(Directions) Write the records out once more. Leave each line exactly as given.

*** The input ***

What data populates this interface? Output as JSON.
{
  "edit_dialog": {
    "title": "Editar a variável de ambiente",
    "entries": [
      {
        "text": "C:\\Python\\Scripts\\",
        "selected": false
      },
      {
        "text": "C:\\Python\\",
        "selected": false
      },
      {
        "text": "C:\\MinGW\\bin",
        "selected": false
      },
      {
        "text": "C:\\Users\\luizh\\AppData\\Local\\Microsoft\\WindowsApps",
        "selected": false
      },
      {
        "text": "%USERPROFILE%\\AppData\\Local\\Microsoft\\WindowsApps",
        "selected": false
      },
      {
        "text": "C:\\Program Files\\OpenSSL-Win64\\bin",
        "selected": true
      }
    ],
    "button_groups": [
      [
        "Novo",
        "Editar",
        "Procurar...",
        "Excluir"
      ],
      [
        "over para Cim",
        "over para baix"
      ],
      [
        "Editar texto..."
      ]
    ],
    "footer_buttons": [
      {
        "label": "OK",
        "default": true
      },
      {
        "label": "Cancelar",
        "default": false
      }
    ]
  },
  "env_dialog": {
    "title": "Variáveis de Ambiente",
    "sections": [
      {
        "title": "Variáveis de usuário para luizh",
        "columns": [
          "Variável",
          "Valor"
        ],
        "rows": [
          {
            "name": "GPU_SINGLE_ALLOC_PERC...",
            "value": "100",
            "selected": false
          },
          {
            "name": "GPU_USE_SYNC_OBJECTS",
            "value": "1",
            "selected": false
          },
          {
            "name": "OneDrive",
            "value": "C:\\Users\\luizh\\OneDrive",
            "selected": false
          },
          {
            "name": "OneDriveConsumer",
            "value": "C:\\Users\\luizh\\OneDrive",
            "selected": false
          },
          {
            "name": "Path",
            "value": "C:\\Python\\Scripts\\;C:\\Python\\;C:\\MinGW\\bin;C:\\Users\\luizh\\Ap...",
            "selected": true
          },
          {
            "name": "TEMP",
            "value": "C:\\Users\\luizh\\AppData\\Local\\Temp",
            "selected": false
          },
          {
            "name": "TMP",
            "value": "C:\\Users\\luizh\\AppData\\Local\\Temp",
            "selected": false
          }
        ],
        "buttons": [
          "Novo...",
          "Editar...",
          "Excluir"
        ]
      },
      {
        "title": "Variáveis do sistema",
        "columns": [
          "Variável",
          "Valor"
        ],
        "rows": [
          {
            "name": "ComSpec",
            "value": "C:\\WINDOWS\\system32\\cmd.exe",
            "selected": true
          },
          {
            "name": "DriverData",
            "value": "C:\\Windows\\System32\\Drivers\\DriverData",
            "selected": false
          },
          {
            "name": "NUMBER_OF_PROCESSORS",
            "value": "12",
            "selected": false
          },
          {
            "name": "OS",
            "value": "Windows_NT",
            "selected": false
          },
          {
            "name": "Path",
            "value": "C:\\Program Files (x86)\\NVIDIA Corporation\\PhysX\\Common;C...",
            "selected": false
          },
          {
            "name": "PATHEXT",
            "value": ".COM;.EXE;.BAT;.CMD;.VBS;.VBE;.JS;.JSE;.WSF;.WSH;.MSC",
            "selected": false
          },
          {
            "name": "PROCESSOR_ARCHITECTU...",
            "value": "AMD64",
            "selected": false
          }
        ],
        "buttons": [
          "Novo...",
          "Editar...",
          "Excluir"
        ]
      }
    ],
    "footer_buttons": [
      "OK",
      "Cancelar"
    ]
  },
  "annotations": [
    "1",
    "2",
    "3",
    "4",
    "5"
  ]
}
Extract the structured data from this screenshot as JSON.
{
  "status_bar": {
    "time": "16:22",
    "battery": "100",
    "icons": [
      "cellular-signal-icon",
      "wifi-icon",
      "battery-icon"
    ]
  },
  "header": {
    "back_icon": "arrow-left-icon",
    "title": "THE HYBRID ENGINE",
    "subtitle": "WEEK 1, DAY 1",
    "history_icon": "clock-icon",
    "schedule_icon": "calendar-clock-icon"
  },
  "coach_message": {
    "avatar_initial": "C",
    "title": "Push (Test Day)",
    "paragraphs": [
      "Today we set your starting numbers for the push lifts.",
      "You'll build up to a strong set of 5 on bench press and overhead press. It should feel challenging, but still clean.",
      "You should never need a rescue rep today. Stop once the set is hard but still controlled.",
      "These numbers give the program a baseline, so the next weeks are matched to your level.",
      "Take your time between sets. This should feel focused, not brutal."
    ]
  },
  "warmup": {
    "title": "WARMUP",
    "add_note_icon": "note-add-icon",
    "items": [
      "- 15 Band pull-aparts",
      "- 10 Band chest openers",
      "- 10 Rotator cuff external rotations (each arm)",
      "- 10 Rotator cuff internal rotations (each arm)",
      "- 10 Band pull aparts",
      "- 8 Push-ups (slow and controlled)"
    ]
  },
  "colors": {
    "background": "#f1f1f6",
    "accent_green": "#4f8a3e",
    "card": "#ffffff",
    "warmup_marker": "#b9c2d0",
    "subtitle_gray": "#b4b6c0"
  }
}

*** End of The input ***

(Solution below)
What data populates this interface? Output as JSON.
{
  "edit_dialog": {
    "title": "Editar a variável de ambiente",
    "entries": [
      {
        "text": "C:\\Python\\Scripts\\",
        "selected": false
      },
      {
        "text": "C:\\Python\\",
        "selected": false
      },
      {
        "text": "C:\\MinGW\\bin",
        "selected": false
      },
      {
        "text": "C:\\Users\\luizh\\AppData\\Local\\Microsoft\\WindowsApps",
        "selected": false
      },
      {
        "text": "%USERPROFILE%\\AppData\\Local\\Microsoft\\WindowsApps",
        "selected": false
      },
      {
        "text": "C:\\Program Files\\OpenSSL-Win64\\bin",
        "selected": true
      }
    ],
    "button_groups": [
      [
        "Novo",
        "Editar",
        "Procurar...",
        "Excluir"
      ],
      [
        "over para Cim",
        "over para baix"
      ],
      [
        "Editar texto..."
      ]
    ],
    "footer_buttons": [
      {
        "label": "OK",
        "default": true
      },
      {
        "label": "Cancelar",
        "default": false
      }
    ]
  },
  "env_dialog": {
    "title": "Variáveis de Ambiente",
    "sections": [
      {
        "title": "Variáveis de usuário para luizh",
        "columns": [
          "Variável",
          "Valor"
        ],
        "rows": [
          {
            "name": "GPU_SINGLE_ALLOC_PERC...",
            "value": "100",
            "selected": false
          },
          {
            "name": "GPU_USE_SYNC_OBJECTS",
            "value": "1",
            "selected": false
          },
          {
            "name": "OneDrive",
            "value": "C:\\Users\\luizh\\OneDrive",
            "selected": false
          },
          {
            "name": "OneDriveConsumer",
            "value": "C:\\Users\\luizh\\OneDrive",
            "selected": false
          },
          {
            "name": "Path",
            "value": "C:\\Python\\Scripts\\;C:\\Python\\;C:\\MinGW\\bin;C:\\Users\\luizh\\Ap...",
            "selected": true
          },
          {
            "name": "TEMP",
            "value": "C:\\Users\\luizh\\AppData\\Local\\Temp",
            "selected": false
          },
          {
            "name": "TMP",
            "value": "C:\\Users\\luizh\\AppData\\Local\\Temp",
            "selected": false
          }
        ],
        "buttons": [
          "Novo...",
          "Editar...",
          "Excluir"
        ]
      },
      {
        "title": "Variáveis do sistema",
        "columns": [
          "Variável",
          "Valor"
        ],
        "rows": [
          {
            "name": "ComSpec",
            "value": "C:\\WINDOWS\\system32\\cmd.exe",
            "selected": true
          },
          {
            "name": "DriverData",
            "value": "C:\\Windows\\System32\\Drivers\\DriverData",
            "selected": false
          },
          {
            "name": "NUMBER_OF_PROCESSORS",
            "value": "12",
            "selected": false
          },
          {
            "name": "OS",
            "value": "Windows_NT",
            "selected": false
          },
          {
            "name": "Path",
            "value": "C:\\Program Files (x86)\\NVIDIA Corporation\\PhysX\\Common;C...",
            "selected": false
          },
          {
            "name": "PATHEXT",
            "value": ".COM;.EXE;.BAT;.CMD;.VBS;.VBE;.JS;.JSE;.WSF;.WSH;.MSC",
            "selected": false
          },
          {
            "name": "PROCESSOR_ARCHITECTU...",
            "value": "AMD64",
            "selected": false
          }
        ],
        "buttons": [
          "Novo...",
          "Editar...",
          "Excluir"
        ]
      }
    ],
    "footer_buttons": [
      "OK",
      "Cancelar"
    ]
  },
  "annotations": [
    "1",
    "2",
    "3",
    "4",
    "5"
  ]
}
Extract the structured data from this screenshot as JSON.
{
  "status_bar": {
    "time": "16:22",
    "battery": "100",
    "icons": [
      "cellular-signal-icon",
      "wifi-icon",
      "battery-icon"
    ]
  },
  "header": {
    "back_icon": "arrow-left-icon",
    "title": "THE HYBRID ENGINE",
    "subtitle": "WEEK 1, DAY 1",
    "history_icon": "clock-icon",
    "schedule_icon": "calendar-clock-icon"
  },
  "coach_message": {
    "avatar_initial": "C",
    "title": "Push (Test Day)",
    "paragraphs": [
      "Today we set your starting numbers for the push lifts.",
      "You'll build up to a strong set of 5 on bench press and overhead press. It should feel challenging, but still clean.",
      "You should never need a rescue rep today. Stop once the set is hard but still controlled.",
      "These numbers give the program a baseline, so the next weeks are matched to your level.",
      "Take your time between sets. This should feel focused, not brutal."
    ]
  },
  "warmup": {
    "title": "WARMUP",
    "add_note_icon": "note-add-icon",
    "items": [
      "- 15 Band pull-aparts",
      "- 10 Band chest openers",
      "- 10 Rotator cuff external rotations (each arm)",
      "- 10 Rotator cuff internal rotations (each arm)",
      "- 10 Band pull aparts",
      "- 8 Push-ups (slow and controlled)"
    ]
  },
  "colors": {
    "background": "#f1f1f6",
    "accent_green": "#4f8a3e",
    "card": "#ffffff",
    "warmup_marker": "#b9c2d0",
    "subtitle_gray": "#b4b6c0"
  }
}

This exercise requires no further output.